Data items:
################
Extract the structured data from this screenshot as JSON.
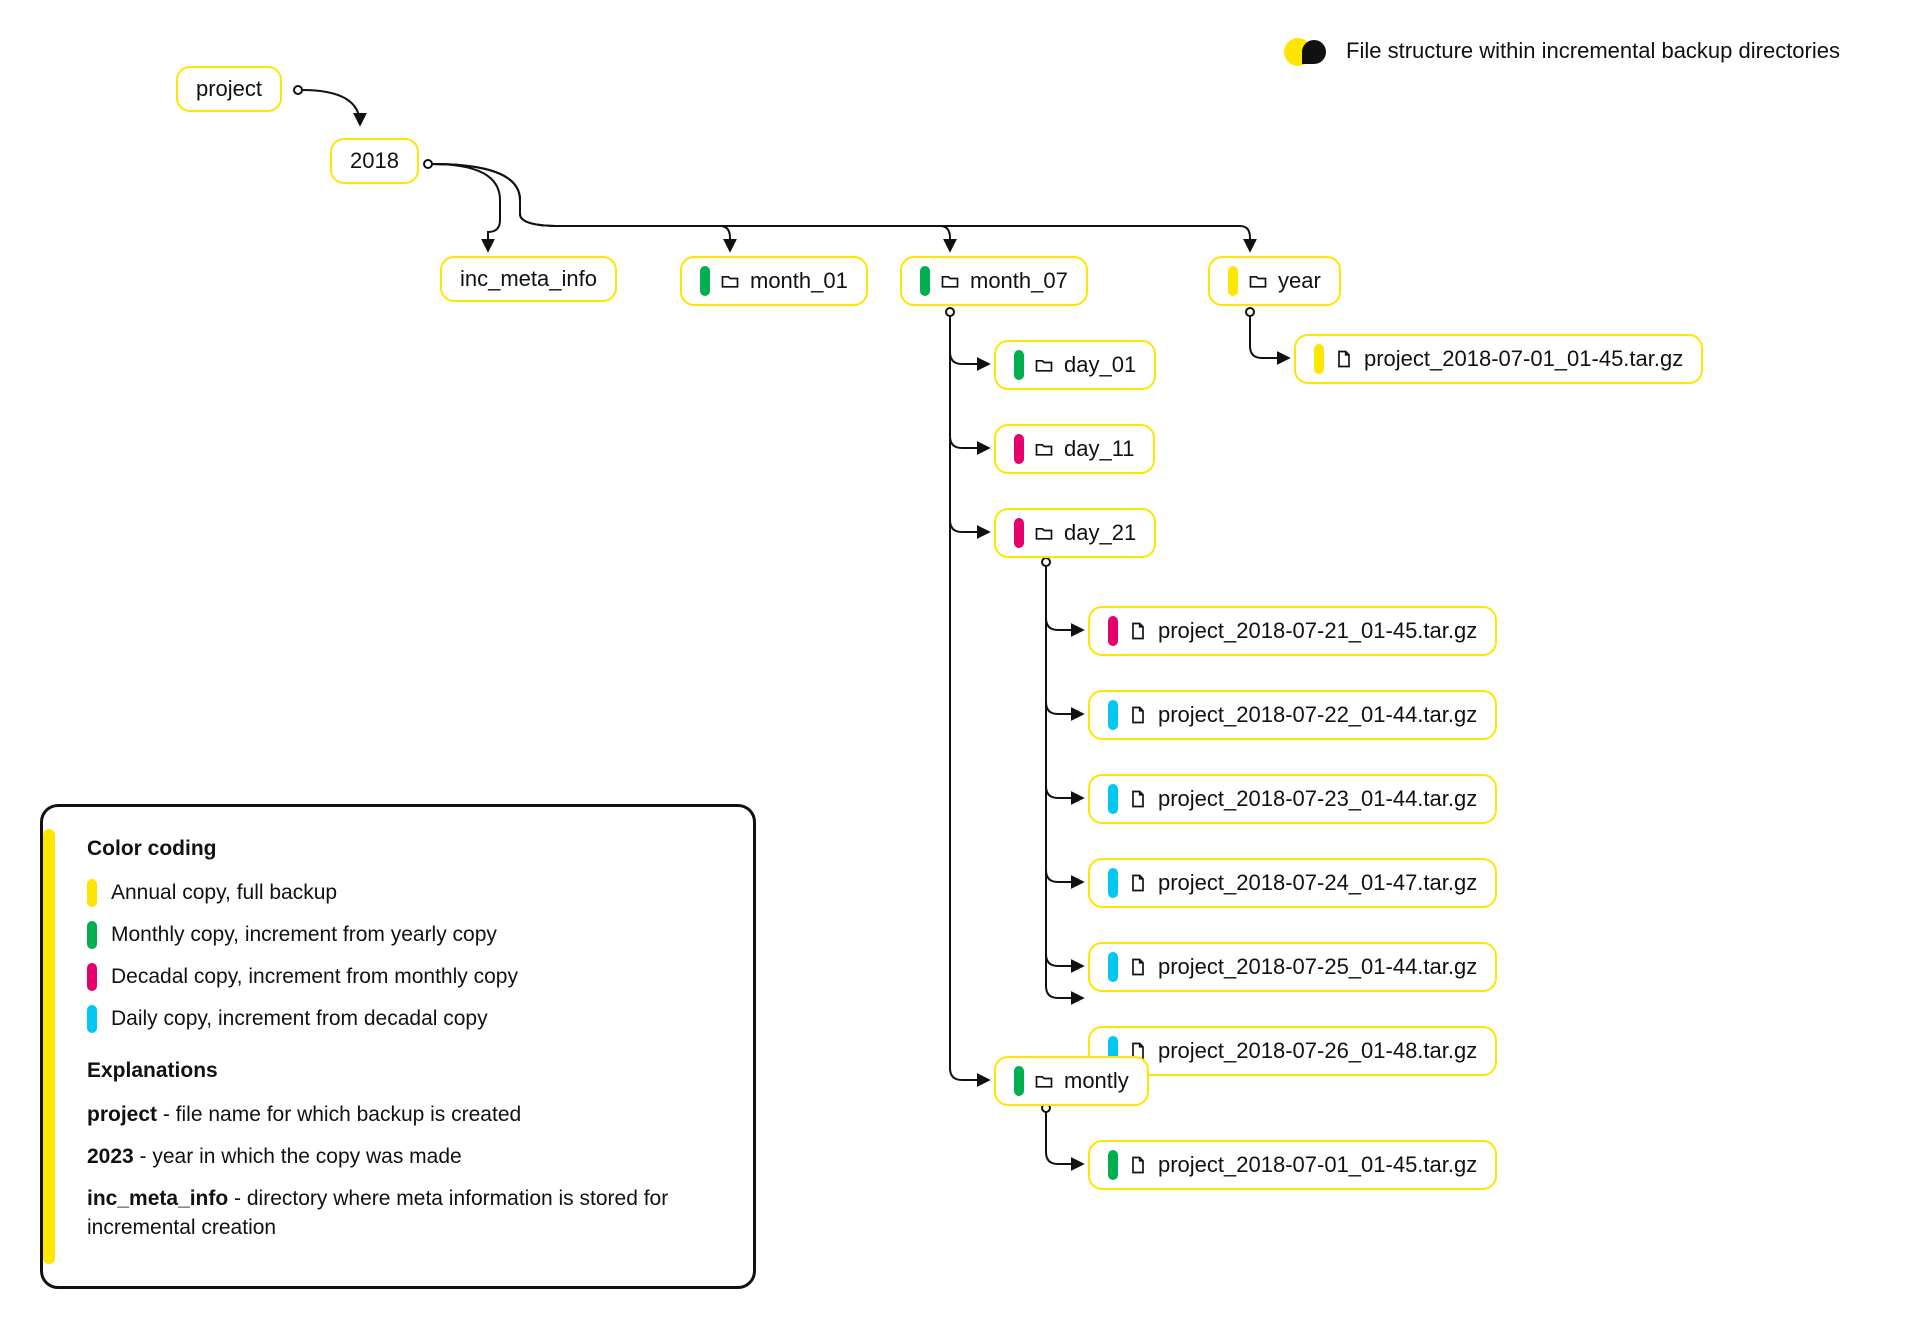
{
  "header": {
    "title": "File structure within incremental backup directories"
  },
  "colors": {
    "yellow": "#ffe600",
    "green": "#00b050",
    "pink": "#e5006d",
    "cyan": "#00c8f0"
  },
  "tree": {
    "root": {
      "label": "project"
    },
    "year": {
      "label": "2018"
    },
    "inc_meta": {
      "label": "inc_meta_info"
    },
    "month_01": {
      "label": "month_01"
    },
    "month_07": {
      "label": "month_07"
    },
    "year_dir": {
      "label": "year"
    },
    "year_file": {
      "label": "project_2018-07-01_01-45.tar.gz"
    },
    "day_01": {
      "label": "day_01"
    },
    "day_11": {
      "label": "day_11"
    },
    "day_21": {
      "label": "day_21"
    },
    "day21_files": [
      "project_2018-07-21_01-45.tar.gz",
      "project_2018-07-22_01-44.tar.gz",
      "project_2018-07-23_01-44.tar.gz",
      "project_2018-07-24_01-47.tar.gz",
      "project_2018-07-25_01-44.tar.gz",
      "project_2018-07-26_01-48.tar.gz"
    ],
    "monthly_dir": {
      "label": "montly"
    },
    "monthly_file": {
      "label": "project_2018-07-01_01-45.tar.gz"
    }
  },
  "legend": {
    "color_heading": "Color coding",
    "items": [
      {
        "color": "yellow",
        "text": "Annual copy, full backup"
      },
      {
        "color": "green",
        "text": "Monthly copy, increment from yearly copy"
      },
      {
        "color": "pink",
        "text": "Decadal copy, increment from monthly copy"
      },
      {
        "color": "cyan",
        "text": "Daily copy, increment from decadal copy"
      }
    ],
    "expl_heading": "Explanations",
    "expl": {
      "project_b": "project",
      "project_t": " - file name for which backup is created",
      "year_b": "2023",
      "year_t": " - year in which the copy was made",
      "meta_b": "inc_meta_info",
      "meta_t": " - directory where meta information is stored for incremental creation"
    }
  }
}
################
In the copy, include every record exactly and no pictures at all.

__YOUR SOLUTION__
Extract the structured data from this screenshot as JSON.
{
  "header": {
    "title": "File structure within incremental backup directories"
  },
  "colors": {
    "yellow": "#ffe600",
    "green": "#00b050",
    "pink": "#e5006d",
    "cyan": "#00c8f0"
  },
  "tree": {
    "root": {
      "label": "project"
    },
    "year": {
      "label": "2018"
    },
    "inc_meta": {
      "label": "inc_meta_info"
    },
    "month_01": {
      "label": "month_01"
    },
    "month_07": {
      "label": "month_07"
    },
    "year_dir": {
      "label": "year"
    },
    "year_file": {
      "label": "project_2018-07-01_01-45.tar.gz"
    },
    "day_01": {
      "label": "day_01"
    },
    "day_11": {
      "label": "day_11"
    },
    "day_21": {
      "label": "day_21"
    },
    "day21_files": [
      "project_2018-07-21_01-45.tar.gz",
      "project_2018-07-22_01-44.tar.gz",
      "project_2018-07-23_01-44.tar.gz",
      "project_2018-07-24_01-47.tar.gz",
      "project_2018-07-25_01-44.tar.gz",
      "project_2018-07-26_01-48.tar.gz"
    ],
    "monthly_dir": {
      "label": "montly"
    },
    "monthly_file": {
      "label": "project_2018-07-01_01-45.tar.gz"
    }
  },
  "legend": {
    "color_heading": "Color coding",
    "items": [
      {
        "color": "yellow",
        "text": "Annual copy, full backup"
      },
      {
        "color": "green",
        "text": "Monthly copy, increment from yearly copy"
      },
      {
        "color": "pink",
        "text": "Decadal copy, increment from monthly copy"
      },
      {
        "color": "cyan",
        "text": "Daily copy, increment from decadal copy"
      }
    ],
    "expl_heading": "Explanations",
    "expl": {
      "project_b": "project",
      "project_t": " - file name for which backup is created",
      "year_b": "2023",
      "year_t": " - year in which the copy was made",
      "meta_b": "inc_meta_info",
      "meta_t": " - directory where meta information is stored for incremental creation"
    }
  }
}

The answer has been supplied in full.